EXTRACTED MATERIAL: Begin
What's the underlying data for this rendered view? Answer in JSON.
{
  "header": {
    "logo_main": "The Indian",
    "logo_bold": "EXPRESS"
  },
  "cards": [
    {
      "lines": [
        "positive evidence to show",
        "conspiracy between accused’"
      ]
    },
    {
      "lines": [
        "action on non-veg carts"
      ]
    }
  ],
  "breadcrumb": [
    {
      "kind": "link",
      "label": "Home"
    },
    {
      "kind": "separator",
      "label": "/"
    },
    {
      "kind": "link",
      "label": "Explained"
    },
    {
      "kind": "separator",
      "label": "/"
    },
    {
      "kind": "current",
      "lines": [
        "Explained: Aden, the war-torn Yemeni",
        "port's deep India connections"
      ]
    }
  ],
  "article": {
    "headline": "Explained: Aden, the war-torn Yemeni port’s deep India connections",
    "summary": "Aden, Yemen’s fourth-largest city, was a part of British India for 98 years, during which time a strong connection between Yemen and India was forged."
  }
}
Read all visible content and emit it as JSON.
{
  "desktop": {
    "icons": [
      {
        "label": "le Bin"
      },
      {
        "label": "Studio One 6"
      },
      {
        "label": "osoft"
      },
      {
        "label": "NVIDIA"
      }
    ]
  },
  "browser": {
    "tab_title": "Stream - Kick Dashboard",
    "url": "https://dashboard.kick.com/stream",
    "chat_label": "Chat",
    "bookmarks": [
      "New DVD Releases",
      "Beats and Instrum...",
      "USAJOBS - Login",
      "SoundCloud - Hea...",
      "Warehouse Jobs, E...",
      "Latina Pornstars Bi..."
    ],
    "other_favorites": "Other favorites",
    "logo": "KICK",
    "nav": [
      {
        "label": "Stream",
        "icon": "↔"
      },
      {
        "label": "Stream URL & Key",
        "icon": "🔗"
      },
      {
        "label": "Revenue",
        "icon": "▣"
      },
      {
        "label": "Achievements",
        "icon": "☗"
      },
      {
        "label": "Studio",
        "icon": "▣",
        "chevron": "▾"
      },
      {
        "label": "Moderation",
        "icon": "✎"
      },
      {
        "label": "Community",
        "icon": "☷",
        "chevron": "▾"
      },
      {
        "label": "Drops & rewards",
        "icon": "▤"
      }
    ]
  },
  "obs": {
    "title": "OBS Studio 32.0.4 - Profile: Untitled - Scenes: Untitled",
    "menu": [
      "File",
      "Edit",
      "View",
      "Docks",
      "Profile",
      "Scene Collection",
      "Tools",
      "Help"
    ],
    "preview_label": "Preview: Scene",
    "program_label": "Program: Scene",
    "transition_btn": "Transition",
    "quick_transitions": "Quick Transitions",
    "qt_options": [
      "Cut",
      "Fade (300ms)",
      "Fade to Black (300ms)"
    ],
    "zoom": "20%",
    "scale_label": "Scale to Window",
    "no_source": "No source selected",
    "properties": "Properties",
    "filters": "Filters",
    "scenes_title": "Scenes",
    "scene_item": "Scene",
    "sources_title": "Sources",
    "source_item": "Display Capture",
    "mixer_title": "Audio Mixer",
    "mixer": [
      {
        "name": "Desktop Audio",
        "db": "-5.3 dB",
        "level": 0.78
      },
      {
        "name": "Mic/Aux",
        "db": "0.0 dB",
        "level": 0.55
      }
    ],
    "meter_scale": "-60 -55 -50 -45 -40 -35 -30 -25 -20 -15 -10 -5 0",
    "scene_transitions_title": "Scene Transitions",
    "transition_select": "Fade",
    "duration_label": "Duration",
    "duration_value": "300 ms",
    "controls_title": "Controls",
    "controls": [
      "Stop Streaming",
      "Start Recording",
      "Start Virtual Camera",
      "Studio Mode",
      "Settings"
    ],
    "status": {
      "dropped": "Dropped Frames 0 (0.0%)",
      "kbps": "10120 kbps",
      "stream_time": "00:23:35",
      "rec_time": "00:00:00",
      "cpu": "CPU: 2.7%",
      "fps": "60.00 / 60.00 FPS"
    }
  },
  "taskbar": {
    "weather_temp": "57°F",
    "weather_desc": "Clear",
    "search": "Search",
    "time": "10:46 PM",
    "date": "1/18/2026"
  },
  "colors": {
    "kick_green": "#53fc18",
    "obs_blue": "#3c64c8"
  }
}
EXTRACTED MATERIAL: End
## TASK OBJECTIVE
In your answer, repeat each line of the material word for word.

## THE COMPLETED TASK
What's the underlying data for this rendered view? Answer in JSON.
{
  "header": {
    "logo_main": "The Indian",
    "logo_bold": "EXPRESS"
  },
  "cards": [
    {
      "lines": [
        "positive evidence to show",
        "conspiracy between accused’"
      ]
    },
    {
      "lines": [
        "action on non-veg carts"
      ]
    }
  ],
  "breadcrumb": [
    {
      "kind": "link",
      "label": "Home"
    },
    {
      "kind": "separator",
      "label": "/"
    },
    {
      "kind": "link",
      "label": "Explained"
    },
    {
      "kind": "separator",
      "label": "/"
    },
    {
      "kind": "current",
      "lines": [
        "Explained: Aden, the war-torn Yemeni",
        "port's deep India connections"
      ]
    }
  ],
  "article": {
    "headline": "Explained: Aden, the war-torn Yemeni port’s deep India connections",
    "summary": "Aden, Yemen’s fourth-largest city, was a part of British India for 98 years, during which time a strong connection between Yemen and India was forged."
  }
}
Read all visible content and emit it as JSON.
{
  "desktop": {
    "icons": [
      {
        "label": "le Bin"
      },
      {
        "label": "Studio One 6"
      },
      {
        "label": "osoft"
      },
      {
        "label": "NVIDIA"
      }
    ]
  },
  "browser": {
    "tab_title": "Stream - Kick Dashboard",
    "url": "https://dashboard.kick.com/stream",
    "chat_label": "Chat",
    "bookmarks": [
      "New DVD Releases",
      "Beats and Instrum...",
      "USAJOBS - Login",
      "SoundCloud - Hea...",
      "Warehouse Jobs, E...",
      "Latina Pornstars Bi..."
    ],
    "other_favorites": "Other favorites",
    "logo": "KICK",
    "nav": [
      {
        "label": "Stream",
        "icon": "↔"
      },
      {
        "label": "Stream URL & Key",
        "icon": "🔗"
      },
      {
        "label": "Revenue",
        "icon": "▣"
      },
      {
        "label": "Achievements",
        "icon": "☗"
      },
      {
        "label": "Studio",
        "icon": "▣",
        "chevron": "▾"
      },
      {
        "label": "Moderation",
        "icon": "✎"
      },
      {
        "label": "Community",
        "icon": "☷",
        "chevron": "▾"
      },
      {
        "label": "Drops & rewards",
        "icon": "▤"
      }
    ]
  },
  "obs": {
    "title": "OBS Studio 32.0.4 - Profile: Untitled - Scenes: Untitled",
    "menu": [
      "File",
      "Edit",
      "View",
      "Docks",
      "Profile",
      "Scene Collection",
      "Tools",
      "Help"
    ],
    "preview_label": "Preview: Scene",
    "program_label": "Program: Scene",
    "transition_btn": "Transition",
    "quick_transitions": "Quick Transitions",
    "qt_options": [
      "Cut",
      "Fade (300ms)",
      "Fade to Black (300ms)"
    ],
    "zoom": "20%",
    "scale_label": "Scale to Window",
    "no_source": "No source selected",
    "properties": "Properties",
    "filters": "Filters",
    "scenes_title": "Scenes",
    "scene_item": "Scene",
    "sources_title": "Sources",
    "source_item": "Display Capture",
    "mixer_title": "Audio Mixer",
    "mixer": [
      {
        "name": "Desktop Audio",
        "db": "-5.3 dB",
        "level": 0.78
      },
      {
        "name": "Mic/Aux",
        "db": "0.0 dB",
        "level": 0.55
      }
    ],
    "meter_scale": "-60 -55 -50 -45 -40 -35 -30 -25 -20 -15 -10 -5 0",
    "scene_transitions_title": "Scene Transitions",
    "transition_select": "Fade",
    "duration_label": "Duration",
    "duration_value": "300 ms",
    "controls_title": "Controls",
    "controls": [
      "Stop Streaming",
      "Start Recording",
      "Start Virtual Camera",
      "Studio Mode",
      "Settings"
    ],
    "status": {
      "dropped": "Dropped Frames 0 (0.0%)",
      "kbps": "10120 kbps",
      "stream_time": "00:23:35",
      "rec_time": "00:00:00",
      "cpu": "CPU: 2.7%",
      "fps": "60.00 / 60.00 FPS"
    }
  },
  "taskbar": {
    "weather_temp": "57°F",
    "weather_desc": "Clear",
    "search": "Search",
    "time": "10:46 PM",
    "date": "1/18/2026"
  },
  "colors": {
    "kick_green": "#53fc18",
    "obs_blue": "#3c64c8"
  }
}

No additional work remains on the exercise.